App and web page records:
....

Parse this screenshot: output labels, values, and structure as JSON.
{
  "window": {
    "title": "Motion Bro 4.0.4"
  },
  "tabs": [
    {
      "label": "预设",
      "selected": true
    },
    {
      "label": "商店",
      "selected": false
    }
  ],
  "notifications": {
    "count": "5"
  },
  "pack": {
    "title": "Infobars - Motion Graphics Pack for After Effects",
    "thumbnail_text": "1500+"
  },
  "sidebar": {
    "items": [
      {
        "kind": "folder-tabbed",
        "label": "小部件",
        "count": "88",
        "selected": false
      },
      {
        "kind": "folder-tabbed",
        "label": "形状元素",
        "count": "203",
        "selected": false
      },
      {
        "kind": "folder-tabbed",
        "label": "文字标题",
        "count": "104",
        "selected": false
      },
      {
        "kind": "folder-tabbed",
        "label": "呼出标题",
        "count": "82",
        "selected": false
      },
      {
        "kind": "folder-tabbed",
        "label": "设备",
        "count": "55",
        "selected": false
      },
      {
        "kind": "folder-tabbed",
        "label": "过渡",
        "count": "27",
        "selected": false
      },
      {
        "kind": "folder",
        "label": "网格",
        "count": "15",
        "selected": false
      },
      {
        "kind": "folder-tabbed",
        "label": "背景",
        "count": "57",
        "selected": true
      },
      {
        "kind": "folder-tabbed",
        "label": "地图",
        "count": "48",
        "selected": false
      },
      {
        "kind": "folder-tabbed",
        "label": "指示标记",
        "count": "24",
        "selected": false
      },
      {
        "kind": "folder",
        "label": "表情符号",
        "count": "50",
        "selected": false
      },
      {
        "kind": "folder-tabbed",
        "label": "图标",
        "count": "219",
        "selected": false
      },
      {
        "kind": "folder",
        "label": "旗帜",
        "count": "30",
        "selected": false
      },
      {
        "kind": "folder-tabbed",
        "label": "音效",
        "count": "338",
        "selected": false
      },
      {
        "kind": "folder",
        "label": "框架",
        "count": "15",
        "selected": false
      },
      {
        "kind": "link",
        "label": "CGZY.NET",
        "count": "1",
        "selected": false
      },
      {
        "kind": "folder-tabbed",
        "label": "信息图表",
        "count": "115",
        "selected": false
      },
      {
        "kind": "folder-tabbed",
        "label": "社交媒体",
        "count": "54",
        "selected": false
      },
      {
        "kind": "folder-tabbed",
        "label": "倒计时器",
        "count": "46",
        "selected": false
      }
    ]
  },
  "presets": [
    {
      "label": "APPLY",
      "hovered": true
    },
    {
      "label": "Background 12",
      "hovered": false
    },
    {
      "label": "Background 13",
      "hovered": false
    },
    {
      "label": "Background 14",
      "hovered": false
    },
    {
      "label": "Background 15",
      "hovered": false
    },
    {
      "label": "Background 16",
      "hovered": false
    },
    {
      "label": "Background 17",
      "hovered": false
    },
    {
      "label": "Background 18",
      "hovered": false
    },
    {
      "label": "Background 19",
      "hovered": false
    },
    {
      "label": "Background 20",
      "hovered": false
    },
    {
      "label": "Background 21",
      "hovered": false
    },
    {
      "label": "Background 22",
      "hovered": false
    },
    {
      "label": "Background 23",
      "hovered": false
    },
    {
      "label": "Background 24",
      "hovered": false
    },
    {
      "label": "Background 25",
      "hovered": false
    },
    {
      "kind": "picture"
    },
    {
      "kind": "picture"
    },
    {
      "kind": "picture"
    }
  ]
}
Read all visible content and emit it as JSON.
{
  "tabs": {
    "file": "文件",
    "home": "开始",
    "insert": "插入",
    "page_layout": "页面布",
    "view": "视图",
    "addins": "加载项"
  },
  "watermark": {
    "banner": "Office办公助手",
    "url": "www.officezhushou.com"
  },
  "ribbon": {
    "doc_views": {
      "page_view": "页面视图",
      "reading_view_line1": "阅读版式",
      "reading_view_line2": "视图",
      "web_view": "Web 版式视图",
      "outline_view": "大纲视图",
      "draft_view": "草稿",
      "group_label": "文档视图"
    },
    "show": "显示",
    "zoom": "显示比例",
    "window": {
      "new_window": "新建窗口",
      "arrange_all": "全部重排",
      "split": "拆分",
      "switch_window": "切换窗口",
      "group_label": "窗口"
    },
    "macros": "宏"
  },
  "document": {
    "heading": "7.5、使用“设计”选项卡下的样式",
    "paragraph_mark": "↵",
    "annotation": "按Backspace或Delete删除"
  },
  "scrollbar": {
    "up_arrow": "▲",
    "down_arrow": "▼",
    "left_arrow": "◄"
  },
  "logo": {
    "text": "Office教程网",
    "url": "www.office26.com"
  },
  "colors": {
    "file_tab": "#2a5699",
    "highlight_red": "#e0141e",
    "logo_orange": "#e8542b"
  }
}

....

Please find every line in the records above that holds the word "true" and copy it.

      "selected": true
        "selected": true
      "hovered": true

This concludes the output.